● Record set
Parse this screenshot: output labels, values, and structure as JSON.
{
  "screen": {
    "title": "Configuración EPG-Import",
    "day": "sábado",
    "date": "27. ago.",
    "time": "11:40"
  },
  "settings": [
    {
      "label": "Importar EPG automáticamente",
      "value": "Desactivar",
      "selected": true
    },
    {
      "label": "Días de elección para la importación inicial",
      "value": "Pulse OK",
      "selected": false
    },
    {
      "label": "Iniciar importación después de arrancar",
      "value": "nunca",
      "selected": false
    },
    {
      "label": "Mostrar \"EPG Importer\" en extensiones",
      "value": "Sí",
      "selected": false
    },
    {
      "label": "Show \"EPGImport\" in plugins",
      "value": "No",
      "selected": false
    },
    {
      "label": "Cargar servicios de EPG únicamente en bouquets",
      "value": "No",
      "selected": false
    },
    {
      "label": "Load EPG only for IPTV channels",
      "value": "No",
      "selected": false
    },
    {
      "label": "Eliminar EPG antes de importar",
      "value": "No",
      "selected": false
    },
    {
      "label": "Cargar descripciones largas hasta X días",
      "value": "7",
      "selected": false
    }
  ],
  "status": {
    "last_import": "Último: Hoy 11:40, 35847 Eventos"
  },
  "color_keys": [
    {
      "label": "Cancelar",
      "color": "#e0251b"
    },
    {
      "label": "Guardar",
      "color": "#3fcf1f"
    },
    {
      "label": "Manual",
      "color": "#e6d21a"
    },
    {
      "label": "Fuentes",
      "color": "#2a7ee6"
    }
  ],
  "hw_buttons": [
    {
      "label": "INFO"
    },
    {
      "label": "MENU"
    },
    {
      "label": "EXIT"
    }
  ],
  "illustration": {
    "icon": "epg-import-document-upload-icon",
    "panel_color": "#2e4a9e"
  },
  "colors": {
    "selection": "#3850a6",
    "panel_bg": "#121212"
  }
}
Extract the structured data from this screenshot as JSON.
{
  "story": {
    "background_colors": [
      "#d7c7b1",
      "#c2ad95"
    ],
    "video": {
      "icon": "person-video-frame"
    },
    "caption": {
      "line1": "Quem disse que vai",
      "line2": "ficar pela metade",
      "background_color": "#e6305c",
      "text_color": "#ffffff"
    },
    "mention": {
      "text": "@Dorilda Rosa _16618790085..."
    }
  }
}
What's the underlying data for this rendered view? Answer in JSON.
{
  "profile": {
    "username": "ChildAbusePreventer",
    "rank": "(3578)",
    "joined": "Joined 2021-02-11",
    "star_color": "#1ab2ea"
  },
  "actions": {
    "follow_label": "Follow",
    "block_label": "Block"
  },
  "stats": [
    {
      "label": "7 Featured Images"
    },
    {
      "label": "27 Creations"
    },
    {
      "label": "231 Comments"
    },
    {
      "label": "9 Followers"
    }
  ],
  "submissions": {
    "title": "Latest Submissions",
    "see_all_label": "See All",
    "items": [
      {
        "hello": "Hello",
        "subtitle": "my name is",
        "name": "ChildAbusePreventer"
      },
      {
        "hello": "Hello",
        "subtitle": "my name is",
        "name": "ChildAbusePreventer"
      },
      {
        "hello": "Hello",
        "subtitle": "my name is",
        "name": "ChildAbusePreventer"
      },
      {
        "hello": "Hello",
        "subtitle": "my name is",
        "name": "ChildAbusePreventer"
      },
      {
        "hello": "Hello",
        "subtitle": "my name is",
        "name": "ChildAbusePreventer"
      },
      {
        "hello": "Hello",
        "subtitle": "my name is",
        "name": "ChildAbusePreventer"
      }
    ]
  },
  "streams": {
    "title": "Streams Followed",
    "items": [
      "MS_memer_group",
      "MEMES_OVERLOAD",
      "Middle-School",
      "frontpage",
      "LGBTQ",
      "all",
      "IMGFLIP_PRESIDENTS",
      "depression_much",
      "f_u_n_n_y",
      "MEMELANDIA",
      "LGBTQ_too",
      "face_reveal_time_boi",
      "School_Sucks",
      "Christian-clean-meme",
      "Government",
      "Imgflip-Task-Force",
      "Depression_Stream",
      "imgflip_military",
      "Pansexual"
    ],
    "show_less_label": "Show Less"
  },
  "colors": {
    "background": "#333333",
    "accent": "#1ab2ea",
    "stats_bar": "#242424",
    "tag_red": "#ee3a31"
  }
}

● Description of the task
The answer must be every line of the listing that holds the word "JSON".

● Answer for this exercise
Parse this screenshot: output labels, values, and structure as JSON.
Extract the structured data from this screenshot as JSON.
What's the underlying data for this rendered view? Answer in JSON.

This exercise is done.